I liked all of the characters, who were all very different. Monty is superficially charming and has a brand of caustic humour that he uses to mask his deep insecurity about his bisexuality, as well as his distrust of the high society people he’s expected to interact with. On the other hand, Percy who is half-black (and from what I read elsewhere, based on the real person Dido Elizabeth Belle), is unfailingly polite and cordial because he’s aware of just how tenuous his social standing is. Felicity shares some of her brother’s fiery temper but is also constrained by her role as a woman in a deeply patriarchal society.

While the issues of inequality and discrimination were addressed, and some of the character’s growth dealt exactly with overcoming biases about themselves and others, and challenging a deeply flawed society, this was done with the heavy-handed approach typical of Young Adult books — which is to say with a lot of exposition through dialogue. Monty, as the audience stand in, was often the most ignorant of other people’s struggles and only focused on his own. This resulted a lot in characters having to explain to him that “other people have problems too, you know”. It would have been better, and more satisfying for him to realise that on his own, through the events of the novel, instead of having to be told. His moments of introspection often followed a talking down from either Percy or Felicity.

I liked the romance, I was rooting for both characters and wanted them to end up together pretty much from the beginning of the novel. But some of the romantic conflict felt a bit forced in my opinion. There was one situation at the end, where both characters are apparently happy and have sorted out all their differences, and then a single conversation completely throws them out of sync. It wasn’t totally believable in my opinion, but at least it didn’t overstay its welcome, and the issue didn’t drag for the sake of building up angst.
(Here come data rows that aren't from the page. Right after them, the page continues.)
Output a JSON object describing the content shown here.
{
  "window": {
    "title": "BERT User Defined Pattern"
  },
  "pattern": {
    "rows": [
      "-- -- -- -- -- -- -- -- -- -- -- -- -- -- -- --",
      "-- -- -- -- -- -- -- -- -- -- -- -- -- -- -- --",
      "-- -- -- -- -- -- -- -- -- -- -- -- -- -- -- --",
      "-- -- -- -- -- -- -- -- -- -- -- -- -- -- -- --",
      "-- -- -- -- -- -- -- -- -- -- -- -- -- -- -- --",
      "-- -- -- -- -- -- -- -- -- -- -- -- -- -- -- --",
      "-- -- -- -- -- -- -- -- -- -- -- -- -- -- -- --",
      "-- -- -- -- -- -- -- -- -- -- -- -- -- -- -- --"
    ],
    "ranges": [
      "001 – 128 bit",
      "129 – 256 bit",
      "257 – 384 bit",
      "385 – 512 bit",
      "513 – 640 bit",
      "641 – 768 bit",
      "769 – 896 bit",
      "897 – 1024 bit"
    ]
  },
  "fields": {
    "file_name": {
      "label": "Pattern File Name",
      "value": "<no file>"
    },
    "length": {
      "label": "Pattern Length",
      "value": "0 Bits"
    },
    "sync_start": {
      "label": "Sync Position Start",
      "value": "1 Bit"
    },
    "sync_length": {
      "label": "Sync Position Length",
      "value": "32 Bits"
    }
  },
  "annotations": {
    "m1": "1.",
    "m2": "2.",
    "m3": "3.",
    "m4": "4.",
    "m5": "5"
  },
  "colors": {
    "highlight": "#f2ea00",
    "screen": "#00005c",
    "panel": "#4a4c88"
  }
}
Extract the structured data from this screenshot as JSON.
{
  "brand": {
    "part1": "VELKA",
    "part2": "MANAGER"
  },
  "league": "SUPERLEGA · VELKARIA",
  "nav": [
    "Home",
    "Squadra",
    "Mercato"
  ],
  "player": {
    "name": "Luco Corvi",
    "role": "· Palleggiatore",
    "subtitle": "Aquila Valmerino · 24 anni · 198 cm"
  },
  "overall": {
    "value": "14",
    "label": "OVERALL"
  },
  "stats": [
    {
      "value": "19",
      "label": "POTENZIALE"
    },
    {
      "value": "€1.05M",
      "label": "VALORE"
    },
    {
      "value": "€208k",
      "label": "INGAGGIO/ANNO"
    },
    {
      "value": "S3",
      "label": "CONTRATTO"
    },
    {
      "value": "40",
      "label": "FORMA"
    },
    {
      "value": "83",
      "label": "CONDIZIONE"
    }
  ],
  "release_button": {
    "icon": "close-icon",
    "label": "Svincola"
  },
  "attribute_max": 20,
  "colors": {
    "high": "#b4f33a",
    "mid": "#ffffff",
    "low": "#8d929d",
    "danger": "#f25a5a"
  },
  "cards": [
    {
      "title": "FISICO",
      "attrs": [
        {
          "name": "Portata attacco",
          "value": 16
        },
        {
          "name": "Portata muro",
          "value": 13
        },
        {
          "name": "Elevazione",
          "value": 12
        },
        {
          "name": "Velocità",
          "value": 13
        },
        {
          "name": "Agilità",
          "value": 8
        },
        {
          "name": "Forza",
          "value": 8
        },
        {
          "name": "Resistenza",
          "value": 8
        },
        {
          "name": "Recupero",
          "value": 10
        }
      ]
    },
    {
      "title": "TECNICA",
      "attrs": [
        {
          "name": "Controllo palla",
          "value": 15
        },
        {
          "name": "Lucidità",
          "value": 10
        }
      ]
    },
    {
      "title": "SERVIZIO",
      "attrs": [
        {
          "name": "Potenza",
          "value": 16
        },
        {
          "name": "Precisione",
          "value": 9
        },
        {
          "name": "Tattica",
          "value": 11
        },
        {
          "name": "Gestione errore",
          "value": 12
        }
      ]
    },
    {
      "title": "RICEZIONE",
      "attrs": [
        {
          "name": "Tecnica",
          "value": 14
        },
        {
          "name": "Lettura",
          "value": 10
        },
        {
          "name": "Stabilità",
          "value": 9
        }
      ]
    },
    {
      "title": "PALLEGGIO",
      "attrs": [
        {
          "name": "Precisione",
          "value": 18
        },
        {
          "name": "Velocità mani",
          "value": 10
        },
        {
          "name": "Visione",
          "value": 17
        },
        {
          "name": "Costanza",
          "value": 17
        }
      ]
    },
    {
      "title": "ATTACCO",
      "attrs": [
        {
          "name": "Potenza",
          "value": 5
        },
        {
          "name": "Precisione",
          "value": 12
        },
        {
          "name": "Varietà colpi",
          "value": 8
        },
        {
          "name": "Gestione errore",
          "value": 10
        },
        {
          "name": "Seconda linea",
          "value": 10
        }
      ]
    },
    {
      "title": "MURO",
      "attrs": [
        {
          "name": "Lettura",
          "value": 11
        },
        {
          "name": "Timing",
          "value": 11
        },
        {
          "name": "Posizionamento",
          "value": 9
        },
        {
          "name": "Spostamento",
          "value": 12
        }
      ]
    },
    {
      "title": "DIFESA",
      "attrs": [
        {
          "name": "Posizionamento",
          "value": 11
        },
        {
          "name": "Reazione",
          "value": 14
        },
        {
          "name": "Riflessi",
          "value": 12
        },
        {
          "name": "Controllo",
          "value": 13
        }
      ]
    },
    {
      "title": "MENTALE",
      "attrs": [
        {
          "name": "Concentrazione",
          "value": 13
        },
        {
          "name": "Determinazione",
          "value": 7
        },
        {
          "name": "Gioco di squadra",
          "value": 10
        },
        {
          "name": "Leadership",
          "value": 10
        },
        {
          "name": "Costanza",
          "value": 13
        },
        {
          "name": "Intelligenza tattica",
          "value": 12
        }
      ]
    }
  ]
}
Overall, I enjoyed myself with The Gentleman’s Guide to Vice and Virtue, it was a fun light read, that I finished over the course of two days at two different, but equally beautiful, river beaches. I have to admit I was more impressed by the landscape and crystalline waters than by the book. But it was still whimsical and heartwarming, and perfect for reading under the shade of  an oak tree that’s probably been around since the 17–‘s.

Rating: 3.5 stars
Author: Mackenzi Lee
Publisher: Katherine Tegen Books